Kabuto will change how people & organizations will create, share, and store content in a secure system. Technology has made us more and more efficient. I would advise you to take advantage of it and think outside the “box”. Find out how.

A New Collaborative User Experience Has Arrived

Organizations today are focused on becoming more of a collaborative business. That requires tools and software applications that will help reach that goal. Luckily for them, Kabuto is here to offer a seamless and secure user experience.Ever worked with your colleagues on a file, sending updates back and forth with email? The email threads get longer and longer, which leads to frustration, confusion and then anger. Different versions of the file are everywhere and you don’t know which one to work on? Kabuto’s mission is to solve this challenge.

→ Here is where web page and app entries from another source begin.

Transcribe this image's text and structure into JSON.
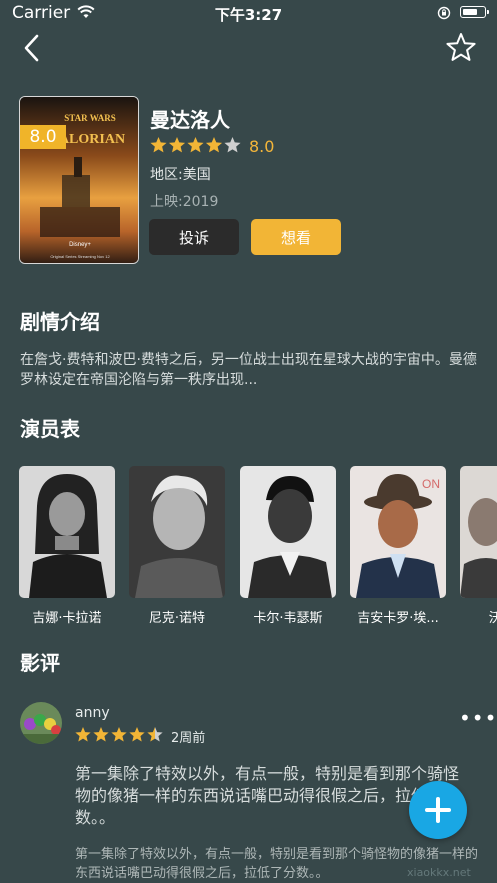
{
  "status_bar": {
    "carrier": "Carrier",
    "time": "下午3:27"
  },
  "movie": {
    "title": "曼达洛人",
    "rating": 8.0,
    "rating_text": "8.0",
    "poster_score": "8.0",
    "region": "地区:美国",
    "release": "上映:2019",
    "stars_filled": 4,
    "stars_total": 5
  },
  "actions": {
    "report_label": "投诉",
    "want_label": "想看"
  },
  "synopsis": {
    "title": "剧情介绍",
    "text": "在詹戈·费特和波巴·费特之后，另一位战士出现在星球大战的宇宙中。曼德罗林设定在帝国沦陷与第一秩序出现..."
  },
  "cast": {
    "title": "演员表",
    "members": [
      {
        "name": "吉娜·卡拉诺"
      },
      {
        "name": "尼克·诺特"
      },
      {
        "name": "卡尔·韦瑟斯"
      },
      {
        "name": "吉安卡罗·埃..."
      },
      {
        "name": "沃纳..."
      }
    ]
  },
  "reviews": {
    "title": "影评",
    "items": [
      {
        "username": "anny",
        "rating_stars": 4.5,
        "time": "2周前",
        "content": "第一集除了特效以外，有点一般，特别是看到那个骑怪物的像猪一样的东西说话嘴巴动得很假之后，拉低了分数。。",
        "content_secondary": "第一集除了特效以外，有点一般，特别是看到那个骑怪物的像猪一样的东西说话嘴巴动得很假之后，拉低了分数。。"
      }
    ]
  },
  "watermark": "xiaokkx.net",
  "colors": {
    "background": "#37484a",
    "accent": "#f2b536",
    "fab": "#19a7e4"
  }
}
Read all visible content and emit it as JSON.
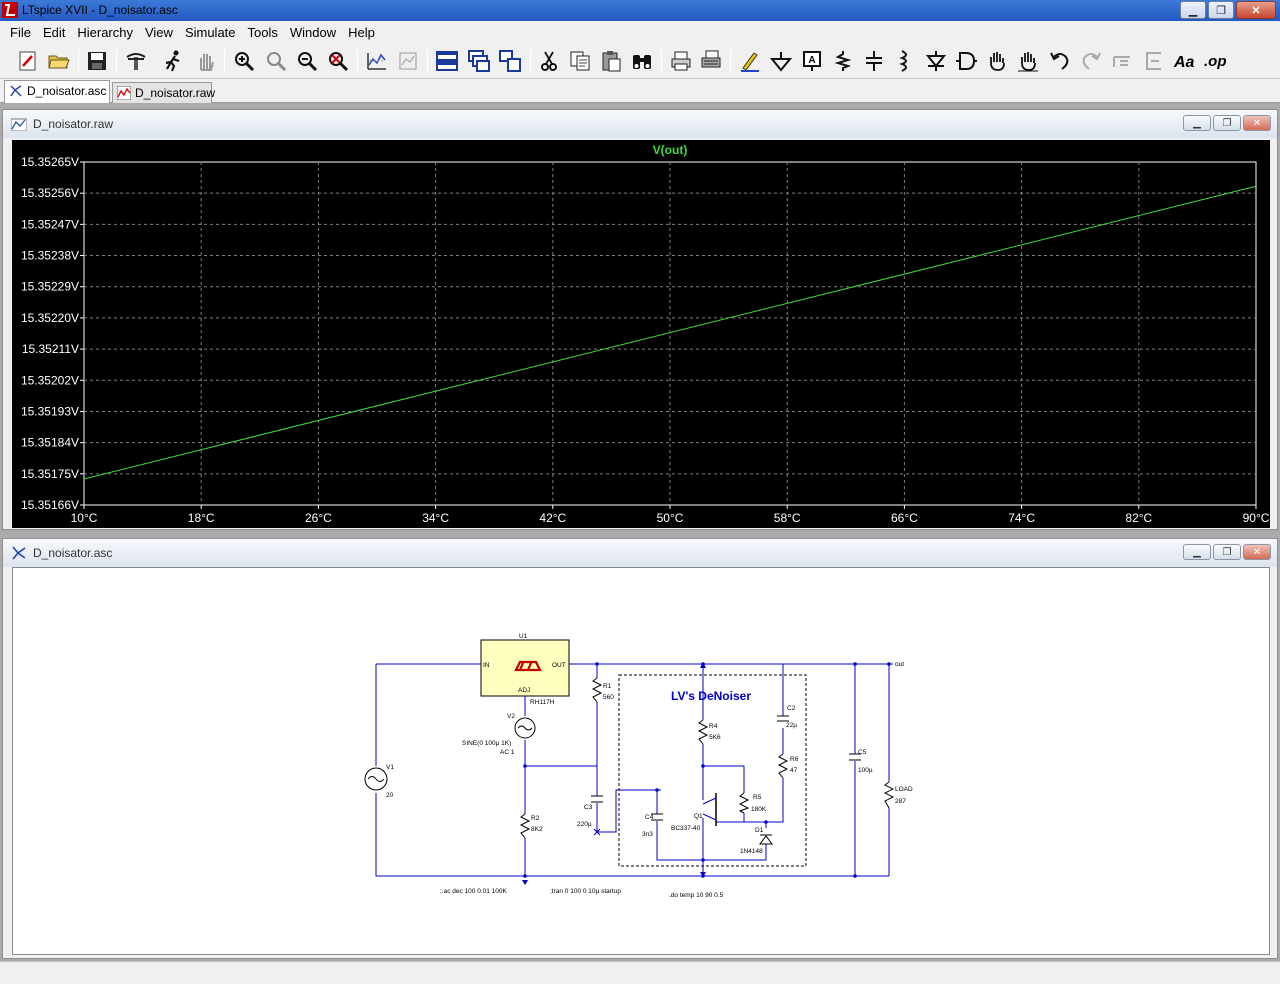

Why don’t we communicate and collaborate in the same place we store our files?

Designed for mobile first, Kabuto combines the essential components of real-time messaging, task management, and secure cloud storage into a single and easy to use product. With email, the content is isolated and often taken out of context. As we all know if you have pleasant and memorable experiences with any product or service, you are more than likely to keep using said product.

Thinking about workflows, processes and time are factors that play a key role in how a business becomes innovative and collaborative. The user experience needs to break down the walls and connect employees with each other and with your customers at any time and location. Kabuto allows an open and transparent dialogue between employees globally, which will in turn make the work experience richer and more fulfilling for everyone involved. Take a look for yourself.

Jason

3 Things I Learned at #DEMOFall 2013 - #KabutoApp

I attended my first ever Demo Fall 2013 Conference last week and it was eye-opening. It was my introduction to the start-up world that I always heard about in Silicon Valley stories and read about via #startuplife tweets. For those of you that don’t know the Demo Conference, it focuses on emerging technologies and new product innovations that are hand-selected from across the spectrum of the technology marketplace.The Kabuto team was thrilled to be chosen out of a thousand companies to participate and pitch our innovative product to the Demo Fall conference attendees. We were able to tell our Kabuto story via the main stage and provide intimate and detailed demonstrations on the pavilion floor.

Here are the top 3 things I learned at 2013 Fall Demo Conference:

    1. Software should not divide people in the workplace. Our CEO, Tauseef Bashir, took the stage on October 16, and gave the audience an in-depth view of how Kabuto will change how people & organizations will create, share, and store content in a secure system.
    2. Innovation is alive and well. Over the course of two days, 40 companies took the stage to showcase their solutions that are changing they way people work in this digital and mobile age.
    3. The start-up community is friendly and supportive. During the pavilion hours, many of our neighbors came over to introduce themselves and say hello. We talked about the conference, how things were going and of course the many, many, many, long hours everyone has put into their company’s products. The one thing that stood out for me was how encouraging everyone was. The community wished us and the rest of the DEMO Conference participants, well in the presentation phase of the event. It was a great feeling and we made a lot of new friends.

Here in Kabuto headquarters, we’re taking the momentum generated at the DEMO Conference, to help people and organizations imagine, create, inspire & lead. The end result: true business value. Welcome to a new era of collaboration.

Cheers,

Jason